by Heather Larson
More than 300 vintage bus aficionados and 100 motorcoaches are expected to roll into Blytheville, Arkansas, for the second Antique Bus Homecoming September 27-29. The first event of this kind took place in 2013 and was held in the same place, at the restored Greyhound Depot. The attendees enjoyed themselves so much, they asked to repeat the occasion.
Charged with organizing and promoting this event, Tom McNally, a coach collector in Illinois, promises attendees will see old friends and make new ones. They’ll also have opportunities to view coaches converted to RVs and get ideas on how to jazz up theirs. Best of all, they’ll be in the company of like-minded individuals for three days.
“Millions of people have ridden these coaches, so they have lots of history attached to them,” said McNally. “It’s important to share these vehicles with the general public, and once you’ve traveled in one, you’re hooked.”
Often these giants of the highway bring back childhood memories of vacations, school field trips or heading off to summer camp, wrote McNally in a 2013 article for the National Bus Trader.

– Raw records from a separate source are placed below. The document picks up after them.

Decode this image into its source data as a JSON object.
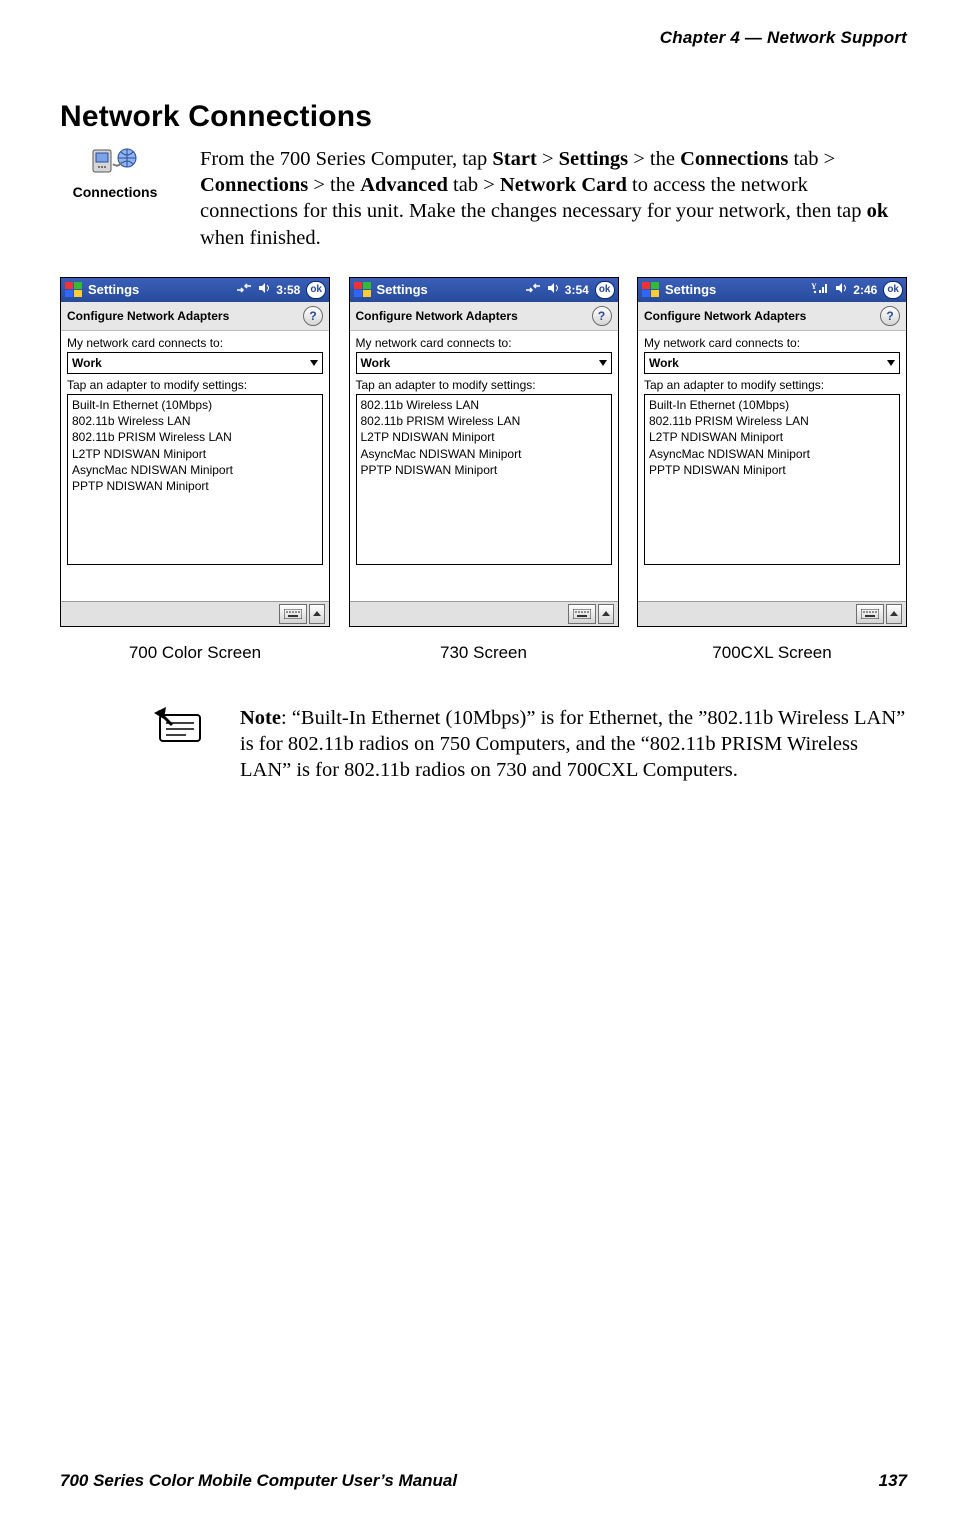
{
  "header": {
    "running_head": "Chapter  4  —  Network Support"
  },
  "section": {
    "title": "Network Connections"
  },
  "icon": {
    "label": "Connections"
  },
  "intro": {
    "pre": "From the 700 Series Computer, tap ",
    "start": "Start",
    "gt1": " > ",
    "settings": "Settings",
    "gt2": " > the ",
    "connections_tab": "Connections",
    "post_tab": " tab > ",
    "connections": "Connections",
    "gt3": " > the ",
    "advanced": "Advanced",
    "gt4": " tab > ",
    "network_card": "Network Card",
    "tail1": " to access the net­work connections for this unit. Make the changes necessary for your net­work, then tap ",
    "ok": "ok",
    "tail2": " when finished."
  },
  "panes": [
    {
      "task_title": "Settings",
      "time": "3:58",
      "subtitle": "Configure Network Adapters",
      "connects_label": "My network card connects to:",
      "dropdown_value": "Work",
      "tap_label": "Tap an adapter to modify settings:",
      "adapters": [
        "Built-In Ethernet (10Mbps)",
        "802.11b Wireless LAN",
        "802.11b PRISM Wireless LAN",
        "L2TP NDISWAN Miniport",
        "AsyncMac NDISWAN Miniport",
        "PPTP NDISWAN Miniport"
      ],
      "ok": "ok",
      "caption": "700 Color Screen",
      "signal_icon": "net-arrows"
    },
    {
      "task_title": "Settings",
      "time": "3:54",
      "subtitle": "Configure Network Adapters",
      "connects_label": "My network card connects to:",
      "dropdown_value": "Work",
      "tap_label": "Tap an adapter to modify settings:",
      "adapters": [
        "802.11b Wireless LAN",
        "802.11b PRISM Wireless LAN",
        "L2TP NDISWAN Miniport",
        "AsyncMac NDISWAN Miniport",
        "PPTP NDISWAN Miniport"
      ],
      "ok": "ok",
      "caption": "730 Screen",
      "signal_icon": "net-arrows"
    },
    {
      "task_title": "Settings",
      "time": "2:46",
      "subtitle": "Configure Network Adapters",
      "connects_label": "My network card connects to:",
      "dropdown_value": "Work",
      "tap_label": "Tap an adapter to modify settings:",
      "adapters": [
        "Built-In Ethernet (10Mbps)",
        "802.11b PRISM Wireless LAN",
        "L2TP NDISWAN Miniport",
        "AsyncMac NDISWAN Miniport",
        "PPTP NDISWAN Miniport"
      ],
      "ok": "ok",
      "caption": "700CXL Screen",
      "signal_icon": "wifi-bars"
    }
  ],
  "note": {
    "label": "Note",
    "body": ": “Built-In Ethernet (10Mbps)” is for Ethernet, the ”802.11b Wire­less LAN” is for 802.11b radios on 750 Computers, and the “802.11b PRISM Wireless LAN” is for 802.11b radios on 730 and 700CXL Com­puters."
  },
  "footer": {
    "left": "700 Series Color Mobile Computer User’s Manual",
    "right": "137"
  }
}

“Military veterans speak of traveling on the coaches of yesteryear with a great sense of affection,” he penned. “This very real connection to our past is why upon occasion, vintage bus enthusiasts gather together to celebrate the preservation of antique coaches. We come together to experience a shared interest in a lost era in America.”
McNally wants to see as many pre-1980 models as possible at this Blytheville homecoming event. He already knows for sure that the owners of several 1947 models plan to attend. But all years, makes and models are welcome. Whoever comes the greatest distance will be recognized.

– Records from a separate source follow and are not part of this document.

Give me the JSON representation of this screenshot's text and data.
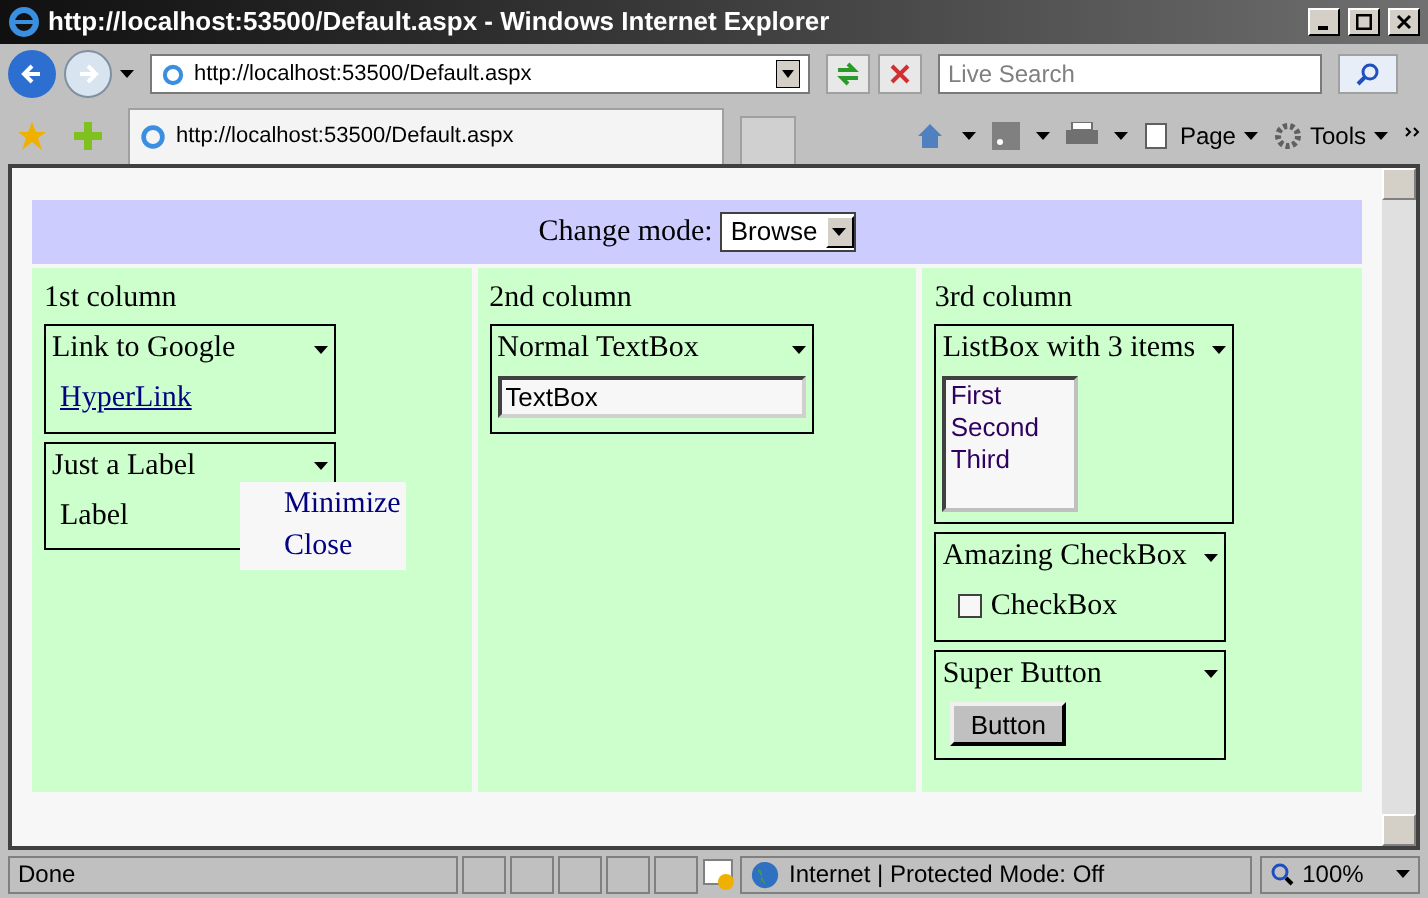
{
  "window": {
    "title": "http://localhost:53500/Default.aspx - Windows Internet Explorer"
  },
  "address": "http://localhost:53500/Default.aspx",
  "search": {
    "placeholder": "Live Search"
  },
  "tab": {
    "title": "http://localhost:53500/Default.aspx"
  },
  "command_bar": [
    "Page",
    "Tools"
  ],
  "mode": {
    "label": "Change mode:",
    "value": "Browse"
  },
  "columns": [
    {
      "title": "1st column",
      "parts": [
        {
          "title": "Link to Google",
          "kind": "link",
          "text": "HyperLink"
        },
        {
          "title": "Just a Label",
          "kind": "label",
          "text": "Label"
        }
      ]
    },
    {
      "title": "2nd column",
      "parts": [
        {
          "title": "Normal TextBox",
          "kind": "textbox",
          "text": "TextBox"
        }
      ]
    },
    {
      "title": "3rd column",
      "parts": [
        {
          "title": "ListBox with 3 items",
          "kind": "listbox",
          "items": [
            "First",
            "Second",
            "Third"
          ]
        },
        {
          "title": "Amazing CheckBox",
          "kind": "checkbox",
          "text": "CheckBox",
          "checked": false
        },
        {
          "title": "Super Button",
          "kind": "button",
          "text": "Button"
        }
      ]
    }
  ],
  "menu": [
    "Minimize",
    "Close"
  ],
  "status_bar": {
    "text": "Done",
    "zone": "Internet | Protected Mode: Off",
    "zoom": "100%"
  }
}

Why go to Blytheville?
“The success of our gathering in 2013 was due in part to the overwhelming hospitality the town showed us,” explains McNally. “Now Blytheville is passionate about us returning, and that’s what separates this one from many of the other rallies.”
Main Street Blytheville, the town’s tourism promotion arm, posts multiple welcome signs before the event and numerous townspeople line the streets for the parade of buses. They really get into it, recalls McNally.

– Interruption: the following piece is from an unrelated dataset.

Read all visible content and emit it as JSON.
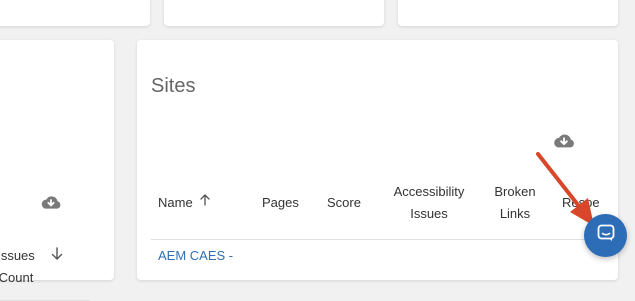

One of the town’s claims to fame is the restored former Greyhound Lines Terminal at 109 N. 5th St., where the homecoming will take place. This depot is one of the few surviving terminals from Greyhound’s Art Moderne blue-tile era. Built in 1939 and now totally renovated, the depot currently houses the tourist information center, a small museum and the office for Main Street Blytheville. Listed on the National Register of Historic Places, the exterior retains its original appearance while the interior reflects the building’s earliest design and purpose.
Many coach owners come to see this iconic building, says McCall. Being photographed with your vehicle next to a restored depot is as good as it gets.
These Blytheville lodging facilities offer group rates for the Antique Bus Homecoming: Holiday Inn, Comfort Inn & Suites, Hampton Inn and Quality Inn. Be sure to ask for the lower rates when making reservations.
The weekend includes a pancake breakfast, live music, a flea market, a catered barbecue dinner, an optional group tour to Dyess Colony (Johnny Cash’s boyhood home/museum) and lots of camaraderie with fellow bus hobbyists.